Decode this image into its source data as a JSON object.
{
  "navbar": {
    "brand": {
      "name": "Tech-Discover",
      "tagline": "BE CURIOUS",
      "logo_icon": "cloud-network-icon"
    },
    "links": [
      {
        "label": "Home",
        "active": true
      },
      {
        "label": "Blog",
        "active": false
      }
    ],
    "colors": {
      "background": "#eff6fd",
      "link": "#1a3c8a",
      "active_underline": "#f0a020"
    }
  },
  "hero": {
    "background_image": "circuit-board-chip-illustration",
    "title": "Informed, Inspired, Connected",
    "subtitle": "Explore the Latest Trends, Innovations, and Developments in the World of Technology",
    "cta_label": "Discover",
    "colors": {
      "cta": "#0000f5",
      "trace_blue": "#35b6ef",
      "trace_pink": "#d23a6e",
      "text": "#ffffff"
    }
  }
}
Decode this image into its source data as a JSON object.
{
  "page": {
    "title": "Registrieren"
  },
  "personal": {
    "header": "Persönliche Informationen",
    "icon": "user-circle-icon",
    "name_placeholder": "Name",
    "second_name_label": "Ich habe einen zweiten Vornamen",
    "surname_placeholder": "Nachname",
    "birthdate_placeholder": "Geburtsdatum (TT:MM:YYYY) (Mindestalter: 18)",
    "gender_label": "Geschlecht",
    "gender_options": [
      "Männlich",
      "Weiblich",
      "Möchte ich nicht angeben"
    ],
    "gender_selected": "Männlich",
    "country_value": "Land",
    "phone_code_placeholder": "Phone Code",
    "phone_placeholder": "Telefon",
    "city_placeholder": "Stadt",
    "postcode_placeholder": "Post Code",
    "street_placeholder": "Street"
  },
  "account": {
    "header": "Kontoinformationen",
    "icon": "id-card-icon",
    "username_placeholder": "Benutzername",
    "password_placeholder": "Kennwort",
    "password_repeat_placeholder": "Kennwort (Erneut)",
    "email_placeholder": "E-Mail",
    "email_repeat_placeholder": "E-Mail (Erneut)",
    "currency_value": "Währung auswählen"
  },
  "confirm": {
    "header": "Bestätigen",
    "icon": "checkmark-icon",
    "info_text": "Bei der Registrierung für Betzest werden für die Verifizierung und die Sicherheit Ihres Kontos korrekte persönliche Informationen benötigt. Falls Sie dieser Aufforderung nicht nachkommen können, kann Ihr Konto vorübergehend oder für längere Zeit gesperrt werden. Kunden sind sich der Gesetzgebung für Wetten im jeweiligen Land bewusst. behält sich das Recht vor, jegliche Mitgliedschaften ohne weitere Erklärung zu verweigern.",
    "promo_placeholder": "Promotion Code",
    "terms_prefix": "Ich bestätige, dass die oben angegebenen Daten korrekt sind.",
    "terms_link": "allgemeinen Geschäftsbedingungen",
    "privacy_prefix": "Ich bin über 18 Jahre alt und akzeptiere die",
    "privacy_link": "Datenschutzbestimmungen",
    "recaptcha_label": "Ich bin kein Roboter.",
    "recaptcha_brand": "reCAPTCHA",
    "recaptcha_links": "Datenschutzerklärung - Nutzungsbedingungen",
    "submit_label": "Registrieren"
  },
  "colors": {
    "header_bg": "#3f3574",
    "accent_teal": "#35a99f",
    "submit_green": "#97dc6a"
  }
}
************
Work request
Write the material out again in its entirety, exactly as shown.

The answer
Decode this image into its source data as a JSON object.
{
  "navbar": {
    "brand": {
      "name": "Tech-Discover",
      "tagline": "BE CURIOUS",
      "logo_icon": "cloud-network-icon"
    },
    "links": [
      {
        "label": "Home",
        "active": true
      },
      {
        "label": "Blog",
        "active": false
      }
    ],
    "colors": {
      "background": "#eff6fd",
      "link": "#1a3c8a",
      "active_underline": "#f0a020"
    }
  },
  "hero": {
    "background_image": "circuit-board-chip-illustration",
    "title": "Informed, Inspired, Connected",
    "subtitle": "Explore the Latest Trends, Innovations, and Developments in the World of Technology",
    "cta_label": "Discover",
    "colors": {
      "cta": "#0000f5",
      "trace_blue": "#35b6ef",
      "trace_pink": "#d23a6e",
      "text": "#ffffff"
    }
  }
}
Decode this image into its source data as a JSON object.
{
  "page": {
    "title": "Registrieren"
  },
  "personal": {
    "header": "Persönliche Informationen",
    "icon": "user-circle-icon",
    "name_placeholder": "Name",
    "second_name_label": "Ich habe einen zweiten Vornamen",
    "surname_placeholder": "Nachname",
    "birthdate_placeholder": "Geburtsdatum (TT:MM:YYYY) (Mindestalter: 18)",
    "gender_label": "Geschlecht",
    "gender_options": [
      "Männlich",
      "Weiblich",
      "Möchte ich nicht angeben"
    ],
    "gender_selected": "Männlich",
    "country_value": "Land",
    "phone_code_placeholder": "Phone Code",
    "phone_placeholder": "Telefon",
    "city_placeholder": "Stadt",
    "postcode_placeholder": "Post Code",
    "street_placeholder": "Street"
  },
  "account": {
    "header": "Kontoinformationen",
    "icon": "id-card-icon",
    "username_placeholder": "Benutzername",
    "password_placeholder": "Kennwort",
    "password_repeat_placeholder": "Kennwort (Erneut)",
    "email_placeholder": "E-Mail",
    "email_repeat_placeholder": "E-Mail (Erneut)",
    "currency_value": "Währung auswählen"
  },
  "confirm": {
    "header": "Bestätigen",
    "icon": "checkmark-icon",
    "info_text": "Bei der Registrierung für Betzest werden für die Verifizierung und die Sicherheit Ihres Kontos korrekte persönliche Informationen benötigt. Falls Sie dieser Aufforderung nicht nachkommen können, kann Ihr Konto vorübergehend oder für längere Zeit gesperrt werden. Kunden sind sich der Gesetzgebung für Wetten im jeweiligen Land bewusst. behält sich das Recht vor, jegliche Mitgliedschaften ohne weitere Erklärung zu verweigern.",
    "promo_placeholder": "Promotion Code",
    "terms_prefix": "Ich bestätige, dass die oben angegebenen Daten korrekt sind.",
    "terms_link": "allgemeinen Geschäftsbedingungen",
    "privacy_prefix": "Ich bin über 18 Jahre alt und akzeptiere die",
    "privacy_link": "Datenschutzbestimmungen",
    "recaptcha_label": "Ich bin kein Roboter.",
    "recaptcha_brand": "reCAPTCHA",
    "recaptcha_links": "Datenschutzerklärung - Nutzungsbedingungen",
    "submit_label": "Registrieren"
  },
  "colors": {
    "header_bg": "#3f3574",
    "accent_teal": "#35a99f",
    "submit_green": "#97dc6a"
  }
}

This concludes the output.